- YOUR TASK -
From the line that holds "Extract the structured" to the last line of the data, copy everything exactly; leave out all the rest.

- SOURCE DATA -

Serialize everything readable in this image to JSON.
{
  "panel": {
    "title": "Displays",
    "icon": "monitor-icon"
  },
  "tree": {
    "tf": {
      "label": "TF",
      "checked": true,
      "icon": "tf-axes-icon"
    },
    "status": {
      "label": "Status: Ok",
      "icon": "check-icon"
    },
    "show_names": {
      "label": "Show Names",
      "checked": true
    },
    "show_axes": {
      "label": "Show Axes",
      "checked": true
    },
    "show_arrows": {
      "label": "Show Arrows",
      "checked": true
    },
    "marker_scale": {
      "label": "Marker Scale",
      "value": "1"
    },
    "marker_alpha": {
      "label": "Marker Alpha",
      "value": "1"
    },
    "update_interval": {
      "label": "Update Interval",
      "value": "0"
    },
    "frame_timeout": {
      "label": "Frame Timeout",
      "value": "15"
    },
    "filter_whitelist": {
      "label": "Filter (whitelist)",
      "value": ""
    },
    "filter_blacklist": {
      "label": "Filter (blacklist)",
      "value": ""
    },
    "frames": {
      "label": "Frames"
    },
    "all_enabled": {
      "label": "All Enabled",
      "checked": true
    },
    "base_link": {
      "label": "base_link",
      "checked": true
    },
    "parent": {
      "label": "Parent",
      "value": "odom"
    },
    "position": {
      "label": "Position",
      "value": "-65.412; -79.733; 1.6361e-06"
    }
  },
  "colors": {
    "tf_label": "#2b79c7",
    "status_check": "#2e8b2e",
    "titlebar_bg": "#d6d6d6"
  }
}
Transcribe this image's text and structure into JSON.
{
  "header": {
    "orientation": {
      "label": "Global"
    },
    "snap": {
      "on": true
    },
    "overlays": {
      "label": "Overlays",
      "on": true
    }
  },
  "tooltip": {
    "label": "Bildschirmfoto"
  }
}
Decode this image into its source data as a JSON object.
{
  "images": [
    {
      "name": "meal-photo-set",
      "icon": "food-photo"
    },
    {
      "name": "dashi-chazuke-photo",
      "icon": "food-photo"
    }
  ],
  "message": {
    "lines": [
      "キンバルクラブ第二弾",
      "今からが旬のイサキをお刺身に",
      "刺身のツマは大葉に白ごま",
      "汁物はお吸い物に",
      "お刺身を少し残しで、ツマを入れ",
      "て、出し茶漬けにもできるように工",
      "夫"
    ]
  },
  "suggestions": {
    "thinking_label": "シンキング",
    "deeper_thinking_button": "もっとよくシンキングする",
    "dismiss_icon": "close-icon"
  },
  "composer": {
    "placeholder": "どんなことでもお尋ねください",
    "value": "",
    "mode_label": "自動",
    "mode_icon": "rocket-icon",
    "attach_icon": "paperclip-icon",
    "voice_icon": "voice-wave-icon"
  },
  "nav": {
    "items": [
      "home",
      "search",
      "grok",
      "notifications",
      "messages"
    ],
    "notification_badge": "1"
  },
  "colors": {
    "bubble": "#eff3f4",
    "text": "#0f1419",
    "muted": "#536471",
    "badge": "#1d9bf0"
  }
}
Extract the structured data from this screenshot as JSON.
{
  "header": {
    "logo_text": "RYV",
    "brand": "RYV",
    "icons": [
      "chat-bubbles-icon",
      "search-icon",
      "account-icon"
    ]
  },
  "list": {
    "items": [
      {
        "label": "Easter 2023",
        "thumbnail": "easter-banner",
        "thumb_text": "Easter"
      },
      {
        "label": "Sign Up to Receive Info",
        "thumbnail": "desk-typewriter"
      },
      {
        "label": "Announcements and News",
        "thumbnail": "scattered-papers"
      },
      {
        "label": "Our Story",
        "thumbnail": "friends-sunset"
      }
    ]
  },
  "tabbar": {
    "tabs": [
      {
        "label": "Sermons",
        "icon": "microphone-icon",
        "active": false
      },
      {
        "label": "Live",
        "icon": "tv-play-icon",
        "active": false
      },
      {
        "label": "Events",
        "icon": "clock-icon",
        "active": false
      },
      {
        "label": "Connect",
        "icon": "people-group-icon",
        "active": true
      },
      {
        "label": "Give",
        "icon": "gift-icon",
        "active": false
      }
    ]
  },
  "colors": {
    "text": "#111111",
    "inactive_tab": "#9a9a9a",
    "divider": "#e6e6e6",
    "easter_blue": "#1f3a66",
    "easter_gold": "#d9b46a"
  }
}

- SOLUTION TO THE EXERCISE -
Extract the structured data from this screenshot as JSON.
{
  "header": {
    "logo_text": "RYV",
    "brand": "RYV",
    "icons": [
      "chat-bubbles-icon",
      "search-icon",
      "account-icon"
    ]
  },
  "list": {
    "items": [
      {
        "label": "Easter 2023",
        "thumbnail": "easter-banner",
        "thumb_text": "Easter"
      },
      {
        "label": "Sign Up to Receive Info",
        "thumbnail": "desk-typewriter"
      },
      {
        "label": "Announcements and News",
        "thumbnail": "scattered-papers"
      },
      {
        "label": "Our Story",
        "thumbnail": "friends-sunset"
      }
    ]
  },
  "tabbar": {
    "tabs": [
      {
        "label": "Sermons",
        "icon": "microphone-icon",
        "active": false
      },
      {
        "label": "Live",
        "icon": "tv-play-icon",
        "active": false
      },
      {
        "label": "Events",
        "icon": "clock-icon",
        "active": false
      },
      {
        "label": "Connect",
        "icon": "people-group-icon",
        "active": true
      },
      {
        "label": "Give",
        "icon": "gift-icon",
        "active": false
      }
    ]
  },
  "colors": {
    "text": "#111111",
    "inactive_tab": "#9a9a9a",
    "divider": "#e6e6e6",
    "easter_blue": "#1f3a66",
    "easter_gold": "#d9b46a"
  }
}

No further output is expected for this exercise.